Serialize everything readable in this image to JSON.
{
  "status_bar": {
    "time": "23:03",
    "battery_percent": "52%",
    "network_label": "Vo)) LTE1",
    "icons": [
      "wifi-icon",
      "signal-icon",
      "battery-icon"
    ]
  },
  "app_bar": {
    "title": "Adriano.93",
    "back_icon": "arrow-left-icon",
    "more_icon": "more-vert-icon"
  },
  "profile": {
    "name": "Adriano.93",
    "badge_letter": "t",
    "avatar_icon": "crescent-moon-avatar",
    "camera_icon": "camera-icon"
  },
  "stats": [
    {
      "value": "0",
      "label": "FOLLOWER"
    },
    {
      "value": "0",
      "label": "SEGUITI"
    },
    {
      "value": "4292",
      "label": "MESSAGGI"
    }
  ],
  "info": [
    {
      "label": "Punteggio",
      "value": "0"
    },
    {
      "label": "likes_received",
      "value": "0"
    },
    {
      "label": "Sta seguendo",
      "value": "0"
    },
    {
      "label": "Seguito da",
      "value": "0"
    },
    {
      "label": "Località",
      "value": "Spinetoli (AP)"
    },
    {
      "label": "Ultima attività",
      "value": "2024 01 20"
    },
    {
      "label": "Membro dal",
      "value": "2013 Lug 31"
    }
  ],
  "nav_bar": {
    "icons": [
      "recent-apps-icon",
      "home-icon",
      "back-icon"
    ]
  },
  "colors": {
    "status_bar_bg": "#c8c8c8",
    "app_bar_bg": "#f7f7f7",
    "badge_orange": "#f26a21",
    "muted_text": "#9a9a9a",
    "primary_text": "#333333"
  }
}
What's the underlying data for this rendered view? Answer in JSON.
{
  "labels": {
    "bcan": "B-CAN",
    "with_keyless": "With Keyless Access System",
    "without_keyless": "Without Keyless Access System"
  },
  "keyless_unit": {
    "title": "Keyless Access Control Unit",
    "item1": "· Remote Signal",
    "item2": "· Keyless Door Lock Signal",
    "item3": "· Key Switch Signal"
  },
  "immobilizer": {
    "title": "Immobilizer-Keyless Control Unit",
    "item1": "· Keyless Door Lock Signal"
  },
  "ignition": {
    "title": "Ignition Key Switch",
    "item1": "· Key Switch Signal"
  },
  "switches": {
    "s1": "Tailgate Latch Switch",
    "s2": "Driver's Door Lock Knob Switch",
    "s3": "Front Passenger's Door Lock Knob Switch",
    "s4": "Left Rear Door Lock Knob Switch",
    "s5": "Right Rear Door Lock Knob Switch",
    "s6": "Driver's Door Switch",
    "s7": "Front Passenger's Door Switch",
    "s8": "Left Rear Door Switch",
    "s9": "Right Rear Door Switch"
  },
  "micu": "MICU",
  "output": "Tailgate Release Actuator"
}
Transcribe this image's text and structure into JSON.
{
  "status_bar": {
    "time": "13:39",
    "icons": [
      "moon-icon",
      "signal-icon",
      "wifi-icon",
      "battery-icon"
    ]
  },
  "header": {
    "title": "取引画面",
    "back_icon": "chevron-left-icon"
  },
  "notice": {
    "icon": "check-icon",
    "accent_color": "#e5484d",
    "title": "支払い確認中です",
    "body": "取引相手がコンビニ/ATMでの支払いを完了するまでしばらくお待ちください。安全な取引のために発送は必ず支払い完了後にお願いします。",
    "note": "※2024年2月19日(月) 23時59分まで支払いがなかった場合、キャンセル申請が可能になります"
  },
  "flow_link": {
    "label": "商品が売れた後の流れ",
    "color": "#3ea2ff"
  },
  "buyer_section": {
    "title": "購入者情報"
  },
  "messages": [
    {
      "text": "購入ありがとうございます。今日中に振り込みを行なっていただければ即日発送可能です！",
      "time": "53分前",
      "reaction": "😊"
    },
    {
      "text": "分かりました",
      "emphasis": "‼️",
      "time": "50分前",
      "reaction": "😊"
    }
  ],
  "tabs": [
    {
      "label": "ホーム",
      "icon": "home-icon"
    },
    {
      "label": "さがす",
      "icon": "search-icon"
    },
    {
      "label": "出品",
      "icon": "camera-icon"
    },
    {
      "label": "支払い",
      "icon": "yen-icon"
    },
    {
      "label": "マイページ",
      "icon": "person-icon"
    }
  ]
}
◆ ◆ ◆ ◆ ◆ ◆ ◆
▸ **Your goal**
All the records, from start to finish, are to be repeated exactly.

▸ **Written solution**
Serialize everything readable in this image to JSON.
{
  "status_bar": {
    "time": "23:03",
    "battery_percent": "52%",
    "network_label": "Vo)) LTE1",
    "icons": [
      "wifi-icon",
      "signal-icon",
      "battery-icon"
    ]
  },
  "app_bar": {
    "title": "Adriano.93",
    "back_icon": "arrow-left-icon",
    "more_icon": "more-vert-icon"
  },
  "profile": {
    "name": "Adriano.93",
    "badge_letter": "t",
    "avatar_icon": "crescent-moon-avatar",
    "camera_icon": "camera-icon"
  },
  "stats": [
    {
      "value": "0",
      "label": "FOLLOWER"
    },
    {
      "value": "0",
      "label": "SEGUITI"
    },
    {
      "value": "4292",
      "label": "MESSAGGI"
    }
  ],
  "info": [
    {
      "label": "Punteggio",
      "value": "0"
    },
    {
      "label": "likes_received",
      "value": "0"
    },
    {
      "label": "Sta seguendo",
      "value": "0"
    },
    {
      "label": "Seguito da",
      "value": "0"
    },
    {
      "label": "Località",
      "value": "Spinetoli (AP)"
    },
    {
      "label": "Ultima attività",
      "value": "2024 01 20"
    },
    {
      "label": "Membro dal",
      "value": "2013 Lug 31"
    }
  ],
  "nav_bar": {
    "icons": [
      "recent-apps-icon",
      "home-icon",
      "back-icon"
    ]
  },
  "colors": {
    "status_bar_bg": "#c8c8c8",
    "app_bar_bg": "#f7f7f7",
    "badge_orange": "#f26a21",
    "muted_text": "#9a9a9a",
    "primary_text": "#333333"
  }
}
What's the underlying data for this rendered view? Answer in JSON.
{
  "labels": {
    "bcan": "B-CAN",
    "with_keyless": "With Keyless Access System",
    "without_keyless": "Without Keyless Access System"
  },
  "keyless_unit": {
    "title": "Keyless Access Control Unit",
    "item1": "· Remote Signal",
    "item2": "· Keyless Door Lock Signal",
    "item3": "· Key Switch Signal"
  },
  "immobilizer": {
    "title": "Immobilizer-Keyless Control Unit",
    "item1": "· Keyless Door Lock Signal"
  },
  "ignition": {
    "title": "Ignition Key Switch",
    "item1": "· Key Switch Signal"
  },
  "switches": {
    "s1": "Tailgate Latch Switch",
    "s2": "Driver's Door Lock Knob Switch",
    "s3": "Front Passenger's Door Lock Knob Switch",
    "s4": "Left Rear Door Lock Knob Switch",
    "s5": "Right Rear Door Lock Knob Switch",
    "s6": "Driver's Door Switch",
    "s7": "Front Passenger's Door Switch",
    "s8": "Left Rear Door Switch",
    "s9": "Right Rear Door Switch"
  },
  "micu": "MICU",
  "output": "Tailgate Release Actuator"
}
Transcribe this image's text and structure into JSON.
{
  "status_bar": {
    "time": "13:39",
    "icons": [
      "moon-icon",
      "signal-icon",
      "wifi-icon",
      "battery-icon"
    ]
  },
  "header": {
    "title": "取引画面",
    "back_icon": "chevron-left-icon"
  },
  "notice": {
    "icon": "check-icon",
    "accent_color": "#e5484d",
    "title": "支払い確認中です",
    "body": "取引相手がコンビニ/ATMでの支払いを完了するまでしばらくお待ちください。安全な取引のために発送は必ず支払い完了後にお願いします。",
    "note": "※2024年2月19日(月) 23時59分まで支払いがなかった場合、キャンセル申請が可能になります"
  },
  "flow_link": {
    "label": "商品が売れた後の流れ",
    "color": "#3ea2ff"
  },
  "buyer_section": {
    "title": "購入者情報"
  },
  "messages": [
    {
      "text": "購入ありがとうございます。今日中に振り込みを行なっていただければ即日発送可能です！",
      "time": "53分前",
      "reaction": "😊"
    },
    {
      "text": "分かりました",
      "emphasis": "‼️",
      "time": "50分前",
      "reaction": "😊"
    }
  ],
  "tabs": [
    {
      "label": "ホーム",
      "icon": "home-icon"
    },
    {
      "label": "さがす",
      "icon": "search-icon"
    },
    {
      "label": "出品",
      "icon": "camera-icon"
    },
    {
      "label": "支払い",
      "icon": "yen-icon"
    },
    {
      "label": "マイページ",
      "icon": "person-icon"
    }
  ]
}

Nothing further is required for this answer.